• _Task prompt_
What is needed is an exact copy of all the data.

═══ Records provided ═══

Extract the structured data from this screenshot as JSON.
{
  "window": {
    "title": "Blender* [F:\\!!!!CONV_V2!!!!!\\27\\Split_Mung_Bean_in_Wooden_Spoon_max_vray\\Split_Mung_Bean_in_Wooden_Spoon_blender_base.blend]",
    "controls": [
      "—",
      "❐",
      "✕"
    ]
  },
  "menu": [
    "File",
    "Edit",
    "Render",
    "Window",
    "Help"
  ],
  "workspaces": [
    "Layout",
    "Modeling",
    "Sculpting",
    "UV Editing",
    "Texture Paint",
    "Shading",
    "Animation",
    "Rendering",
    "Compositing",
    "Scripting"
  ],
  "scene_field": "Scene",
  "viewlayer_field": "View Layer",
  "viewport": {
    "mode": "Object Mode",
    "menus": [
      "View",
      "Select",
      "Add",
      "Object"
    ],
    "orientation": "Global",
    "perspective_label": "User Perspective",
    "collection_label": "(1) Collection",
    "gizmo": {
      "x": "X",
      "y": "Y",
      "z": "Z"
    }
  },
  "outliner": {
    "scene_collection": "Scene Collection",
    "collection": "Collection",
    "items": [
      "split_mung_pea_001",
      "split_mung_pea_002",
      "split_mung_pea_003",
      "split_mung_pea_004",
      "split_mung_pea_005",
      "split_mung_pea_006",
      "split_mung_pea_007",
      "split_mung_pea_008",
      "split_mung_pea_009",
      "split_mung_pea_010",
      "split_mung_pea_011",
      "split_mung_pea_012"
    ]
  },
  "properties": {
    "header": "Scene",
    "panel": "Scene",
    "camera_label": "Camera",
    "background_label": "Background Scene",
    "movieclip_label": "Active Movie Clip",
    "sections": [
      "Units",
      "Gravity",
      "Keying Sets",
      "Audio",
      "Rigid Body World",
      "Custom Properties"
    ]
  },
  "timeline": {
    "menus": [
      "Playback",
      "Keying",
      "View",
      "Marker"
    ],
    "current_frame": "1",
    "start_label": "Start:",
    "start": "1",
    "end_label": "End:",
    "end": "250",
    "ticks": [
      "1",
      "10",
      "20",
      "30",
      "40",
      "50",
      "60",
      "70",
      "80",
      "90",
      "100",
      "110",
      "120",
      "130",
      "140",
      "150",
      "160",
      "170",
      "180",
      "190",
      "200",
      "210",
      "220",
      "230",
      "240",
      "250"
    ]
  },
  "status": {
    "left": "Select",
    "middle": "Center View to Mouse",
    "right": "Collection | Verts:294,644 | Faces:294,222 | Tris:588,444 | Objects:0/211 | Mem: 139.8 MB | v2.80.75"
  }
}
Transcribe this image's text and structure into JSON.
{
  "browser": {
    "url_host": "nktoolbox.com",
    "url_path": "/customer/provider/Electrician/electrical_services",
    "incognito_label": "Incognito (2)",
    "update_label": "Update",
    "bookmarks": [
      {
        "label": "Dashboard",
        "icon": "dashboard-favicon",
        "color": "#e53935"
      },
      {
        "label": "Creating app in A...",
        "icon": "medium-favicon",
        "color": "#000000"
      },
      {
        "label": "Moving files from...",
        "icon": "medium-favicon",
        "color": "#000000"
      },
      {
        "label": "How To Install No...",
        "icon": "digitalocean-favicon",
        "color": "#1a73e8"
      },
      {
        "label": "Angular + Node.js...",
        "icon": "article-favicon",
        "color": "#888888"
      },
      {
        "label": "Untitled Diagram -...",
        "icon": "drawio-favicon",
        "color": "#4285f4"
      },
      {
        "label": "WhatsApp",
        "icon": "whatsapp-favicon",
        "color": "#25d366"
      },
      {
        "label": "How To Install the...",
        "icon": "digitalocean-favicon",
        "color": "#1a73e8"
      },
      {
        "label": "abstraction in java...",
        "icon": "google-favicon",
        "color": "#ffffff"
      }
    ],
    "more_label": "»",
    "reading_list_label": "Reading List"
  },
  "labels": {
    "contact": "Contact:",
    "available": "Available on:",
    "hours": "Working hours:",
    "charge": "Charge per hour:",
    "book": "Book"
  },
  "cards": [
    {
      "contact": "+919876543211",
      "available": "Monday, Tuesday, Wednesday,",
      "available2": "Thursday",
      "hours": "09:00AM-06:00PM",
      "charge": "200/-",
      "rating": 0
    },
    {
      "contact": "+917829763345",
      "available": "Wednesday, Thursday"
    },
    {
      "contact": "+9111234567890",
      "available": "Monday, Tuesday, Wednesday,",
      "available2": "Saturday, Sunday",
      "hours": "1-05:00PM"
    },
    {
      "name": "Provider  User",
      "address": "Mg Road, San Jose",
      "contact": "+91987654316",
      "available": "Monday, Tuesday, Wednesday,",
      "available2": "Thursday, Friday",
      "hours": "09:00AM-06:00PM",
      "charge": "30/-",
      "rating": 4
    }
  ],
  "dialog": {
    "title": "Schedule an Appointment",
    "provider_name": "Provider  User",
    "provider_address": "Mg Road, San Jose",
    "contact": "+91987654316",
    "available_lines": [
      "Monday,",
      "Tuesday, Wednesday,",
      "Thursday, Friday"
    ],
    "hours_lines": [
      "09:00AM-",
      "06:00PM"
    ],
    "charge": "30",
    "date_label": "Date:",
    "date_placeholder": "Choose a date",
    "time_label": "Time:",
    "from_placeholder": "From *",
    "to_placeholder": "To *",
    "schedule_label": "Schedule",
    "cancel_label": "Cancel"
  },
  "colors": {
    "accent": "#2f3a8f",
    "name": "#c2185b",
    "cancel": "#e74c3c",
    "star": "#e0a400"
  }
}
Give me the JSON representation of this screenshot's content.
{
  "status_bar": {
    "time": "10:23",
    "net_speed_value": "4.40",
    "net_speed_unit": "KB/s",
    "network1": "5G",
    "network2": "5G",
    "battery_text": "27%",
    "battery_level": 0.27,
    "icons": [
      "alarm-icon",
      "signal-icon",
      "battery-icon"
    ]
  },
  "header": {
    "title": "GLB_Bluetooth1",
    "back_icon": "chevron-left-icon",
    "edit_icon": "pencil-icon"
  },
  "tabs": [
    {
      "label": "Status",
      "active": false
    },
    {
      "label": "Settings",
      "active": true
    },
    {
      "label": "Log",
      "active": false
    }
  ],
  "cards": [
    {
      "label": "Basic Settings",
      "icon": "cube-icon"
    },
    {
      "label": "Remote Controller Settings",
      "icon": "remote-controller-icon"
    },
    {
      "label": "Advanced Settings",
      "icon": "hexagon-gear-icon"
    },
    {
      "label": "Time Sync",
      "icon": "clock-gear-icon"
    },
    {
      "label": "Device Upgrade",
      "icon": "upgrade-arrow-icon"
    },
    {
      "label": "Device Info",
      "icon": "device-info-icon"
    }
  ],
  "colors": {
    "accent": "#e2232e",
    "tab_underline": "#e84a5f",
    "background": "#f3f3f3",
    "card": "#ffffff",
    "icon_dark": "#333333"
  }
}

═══

• _Answer area_
Extract the structured data from this screenshot as JSON.
{
  "window": {
    "title": "Blender* [F:\\!!!!CONV_V2!!!!!\\27\\Split_Mung_Bean_in_Wooden_Spoon_max_vray\\Split_Mung_Bean_in_Wooden_Spoon_blender_base.blend]",
    "controls": [
      "—",
      "❐",
      "✕"
    ]
  },
  "menu": [
    "File",
    "Edit",
    "Render",
    "Window",
    "Help"
  ],
  "workspaces": [
    "Layout",
    "Modeling",
    "Sculpting",
    "UV Editing",
    "Texture Paint",
    "Shading",
    "Animation",
    "Rendering",
    "Compositing",
    "Scripting"
  ],
  "scene_field": "Scene",
  "viewlayer_field": "View Layer",
  "viewport": {
    "mode": "Object Mode",
    "menus": [
      "View",
      "Select",
      "Add",
      "Object"
    ],
    "orientation": "Global",
    "perspective_label": "User Perspective",
    "collection_label": "(1) Collection",
    "gizmo": {
      "x": "X",
      "y": "Y",
      "z": "Z"
    }
  },
  "outliner": {
    "scene_collection": "Scene Collection",
    "collection": "Collection",
    "items": [
      "split_mung_pea_001",
      "split_mung_pea_002",
      "split_mung_pea_003",
      "split_mung_pea_004",
      "split_mung_pea_005",
      "split_mung_pea_006",
      "split_mung_pea_007",
      "split_mung_pea_008",
      "split_mung_pea_009",
      "split_mung_pea_010",
      "split_mung_pea_011",
      "split_mung_pea_012"
    ]
  },
  "properties": {
    "header": "Scene",
    "panel": "Scene",
    "camera_label": "Camera",
    "background_label": "Background Scene",
    "movieclip_label": "Active Movie Clip",
    "sections": [
      "Units",
      "Gravity",
      "Keying Sets",
      "Audio",
      "Rigid Body World",
      "Custom Properties"
    ]
  },
  "timeline": {
    "menus": [
      "Playback",
      "Keying",
      "View",
      "Marker"
    ],
    "current_frame": "1",
    "start_label": "Start:",
    "start": "1",
    "end_label": "End:",
    "end": "250",
    "ticks": [
      "1",
      "10",
      "20",
      "30",
      "40",
      "50",
      "60",
      "70",
      "80",
      "90",
      "100",
      "110",
      "120",
      "130",
      "140",
      "150",
      "160",
      "170",
      "180",
      "190",
      "200",
      "210",
      "220",
      "230",
      "240",
      "250"
    ]
  },
  "status": {
    "left": "Select",
    "middle": "Center View to Mouse",
    "right": "Collection | Verts:294,644 | Faces:294,222 | Tris:588,444 | Objects:0/211 | Mem: 139.8 MB | v2.80.75"
  }
}
Transcribe this image's text and structure into JSON.
{
  "browser": {
    "url_host": "nktoolbox.com",
    "url_path": "/customer/provider/Electrician/electrical_services",
    "incognito_label": "Incognito (2)",
    "update_label": "Update",
    "bookmarks": [
      {
        "label": "Dashboard",
        "icon": "dashboard-favicon",
        "color": "#e53935"
      },
      {
        "label": "Creating app in A...",
        "icon": "medium-favicon",
        "color": "#000000"
      },
      {
        "label": "Moving files from...",
        "icon": "medium-favicon",
        "color": "#000000"
      },
      {
        "label": "How To Install No...",
        "icon": "digitalocean-favicon",
        "color": "#1a73e8"
      },
      {
        "label": "Angular + Node.js...",
        "icon": "article-favicon",
        "color": "#888888"
      },
      {
        "label": "Untitled Diagram -...",
        "icon": "drawio-favicon",
        "color": "#4285f4"
      },
      {
        "label": "WhatsApp",
        "icon": "whatsapp-favicon",
        "color": "#25d366"
      },
      {
        "label": "How To Install the...",
        "icon": "digitalocean-favicon",
        "color": "#1a73e8"
      },
      {
        "label": "abstraction in java...",
        "icon": "google-favicon",
        "color": "#ffffff"
      }
    ],
    "more_label": "»",
    "reading_list_label": "Reading List"
  },
  "labels": {
    "contact": "Contact:",
    "available": "Available on:",
    "hours": "Working hours:",
    "charge": "Charge per hour:",
    "book": "Book"
  },
  "cards": [
    {
      "contact": "+919876543211",
      "available": "Monday, Tuesday, Wednesday,",
      "available2": "Thursday",
      "hours": "09:00AM-06:00PM",
      "charge": "200/-",
      "rating": 0
    },
    {
      "contact": "+917829763345",
      "available": "Wednesday, Thursday"
    },
    {
      "contact": "+9111234567890",
      "available": "Monday, Tuesday, Wednesday,",
      "available2": "Saturday, Sunday",
      "hours": "1-05:00PM"
    },
    {
      "name": "Provider  User",
      "address": "Mg Road, San Jose",
      "contact": "+91987654316",
      "available": "Monday, Tuesday, Wednesday,",
      "available2": "Thursday, Friday",
      "hours": "09:00AM-06:00PM",
      "charge": "30/-",
      "rating": 4
    }
  ],
  "dialog": {
    "title": "Schedule an Appointment",
    "provider_name": "Provider  User",
    "provider_address": "Mg Road, San Jose",
    "contact": "+91987654316",
    "available_lines": [
      "Monday,",
      "Tuesday, Wednesday,",
      "Thursday, Friday"
    ],
    "hours_lines": [
      "09:00AM-",
      "06:00PM"
    ],
    "charge": "30",
    "date_label": "Date:",
    "date_placeholder": "Choose a date",
    "time_label": "Time:",
    "from_placeholder": "From *",
    "to_placeholder": "To *",
    "schedule_label": "Schedule",
    "cancel_label": "Cancel"
  },
  "colors": {
    "accent": "#2f3a8f",
    "name": "#c2185b",
    "cancel": "#e74c3c",
    "star": "#e0a400"
  }
}
Give me the JSON representation of this screenshot's content.
{
  "status_bar": {
    "time": "10:23",
    "net_speed_value": "4.40",
    "net_speed_unit": "KB/s",
    "network1": "5G",
    "network2": "5G",
    "battery_text": "27%",
    "battery_level": 0.27,
    "icons": [
      "alarm-icon",
      "signal-icon",
      "battery-icon"
    ]
  },
  "header": {
    "title": "GLB_Bluetooth1",
    "back_icon": "chevron-left-icon",
    "edit_icon": "pencil-icon"
  },
  "tabs": [
    {
      "label": "Status",
      "active": false
    },
    {
      "label": "Settings",
      "active": true
    },
    {
      "label": "Log",
      "active": false
    }
  ],
  "cards": [
    {
      "label": "Basic Settings",
      "icon": "cube-icon"
    },
    {
      "label": "Remote Controller Settings",
      "icon": "remote-controller-icon"
    },
    {
      "label": "Advanced Settings",
      "icon": "hexagon-gear-icon"
    },
    {
      "label": "Time Sync",
      "icon": "clock-gear-icon"
    },
    {
      "label": "Device Upgrade",
      "icon": "upgrade-arrow-icon"
    },
    {
      "label": "Device Info",
      "icon": "device-info-icon"
    }
  ],
  "colors": {
    "accent": "#e2232e",
    "tab_underline": "#e84a5f",
    "background": "#f3f3f3",
    "card": "#ffffff",
    "icon_dark": "#333333"
  }
}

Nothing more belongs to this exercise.